Pieter van Aelst
Pieter Coecke van Aelst (August 14, 1502 - December 6, 1550) was a
Flemish painter. He studied under Bernaert van Orley and later lived
in Italy before entering the Antwerp Guild of painters in 1527. In
1533, he travelled to Constantinople for one year in a failed
attempt to establish business connections for his tapestry works.
Van Aelst established a studio in Brussels in 1544, where he created
paintings and tapestries. His students include Gillis van Coninxloo,
Willem Key, Hans Vredeman de Vries, Michiel Coxcie, and possibly
Pieter Brueghel the Elder, who did eventually marry van Aelst's
daughter, Mayken. His second wife, Mayken Verhulst, was an artist as
well, and, according to Carel van Mander, the first teacher of her
grandchildren, Pieter Brueghel the Younger and Jan Brueghel the
Elder. He was also the uncle of Joachim Bueckelaer.
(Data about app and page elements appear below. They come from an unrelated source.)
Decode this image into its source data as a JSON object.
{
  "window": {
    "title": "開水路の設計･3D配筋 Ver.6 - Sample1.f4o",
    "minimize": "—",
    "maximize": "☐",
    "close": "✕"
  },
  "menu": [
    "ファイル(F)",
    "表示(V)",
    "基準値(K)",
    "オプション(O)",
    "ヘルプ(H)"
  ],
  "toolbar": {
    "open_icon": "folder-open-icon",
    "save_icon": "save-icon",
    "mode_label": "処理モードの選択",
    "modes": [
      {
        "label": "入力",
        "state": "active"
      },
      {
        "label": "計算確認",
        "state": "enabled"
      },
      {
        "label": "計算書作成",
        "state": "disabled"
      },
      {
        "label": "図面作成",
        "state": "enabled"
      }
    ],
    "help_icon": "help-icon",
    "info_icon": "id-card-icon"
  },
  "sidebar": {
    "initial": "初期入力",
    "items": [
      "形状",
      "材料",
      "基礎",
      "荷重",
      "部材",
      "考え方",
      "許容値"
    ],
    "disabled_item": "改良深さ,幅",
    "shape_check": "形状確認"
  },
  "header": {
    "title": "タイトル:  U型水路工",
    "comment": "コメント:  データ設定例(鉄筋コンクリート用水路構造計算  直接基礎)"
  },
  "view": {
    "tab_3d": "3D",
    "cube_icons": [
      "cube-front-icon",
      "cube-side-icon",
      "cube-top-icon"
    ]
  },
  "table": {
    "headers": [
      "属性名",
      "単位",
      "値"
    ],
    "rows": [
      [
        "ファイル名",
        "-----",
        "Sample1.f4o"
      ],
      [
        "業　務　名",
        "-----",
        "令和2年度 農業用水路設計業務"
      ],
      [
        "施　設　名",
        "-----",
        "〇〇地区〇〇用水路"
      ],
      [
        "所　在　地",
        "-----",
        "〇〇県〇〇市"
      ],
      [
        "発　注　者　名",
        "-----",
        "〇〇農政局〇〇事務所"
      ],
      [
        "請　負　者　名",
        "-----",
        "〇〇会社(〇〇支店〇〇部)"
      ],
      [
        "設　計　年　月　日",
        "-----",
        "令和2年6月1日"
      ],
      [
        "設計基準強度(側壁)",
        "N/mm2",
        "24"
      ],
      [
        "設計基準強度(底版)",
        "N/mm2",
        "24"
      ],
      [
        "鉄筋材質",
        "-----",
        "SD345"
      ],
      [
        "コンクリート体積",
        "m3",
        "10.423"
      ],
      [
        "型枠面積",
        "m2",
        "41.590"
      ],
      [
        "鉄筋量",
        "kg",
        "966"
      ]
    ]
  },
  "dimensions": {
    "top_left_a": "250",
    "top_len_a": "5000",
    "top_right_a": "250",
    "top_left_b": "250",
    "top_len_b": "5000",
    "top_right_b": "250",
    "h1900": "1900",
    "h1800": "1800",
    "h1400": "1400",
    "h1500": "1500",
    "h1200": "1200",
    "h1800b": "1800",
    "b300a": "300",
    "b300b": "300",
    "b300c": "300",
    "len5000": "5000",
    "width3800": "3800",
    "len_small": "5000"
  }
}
Van Aelst's
studio is also well known for its engraved works.
In particular, van Aelst is noted
for his 1539 translation of Sebastiano Serlio's architectural
treatise, Architettura, which is credited with having played a
crucial role in spreading Renaissance ideas to the Low Countries and
hastening the transition from the late Gothic style prevalent in the
area at the time. He was in charge of the spectacular decorations
for the 1549 Royal entry into Antwerp of Philip II of Spain, "the
most famous entry of the century", according to Roy Strong.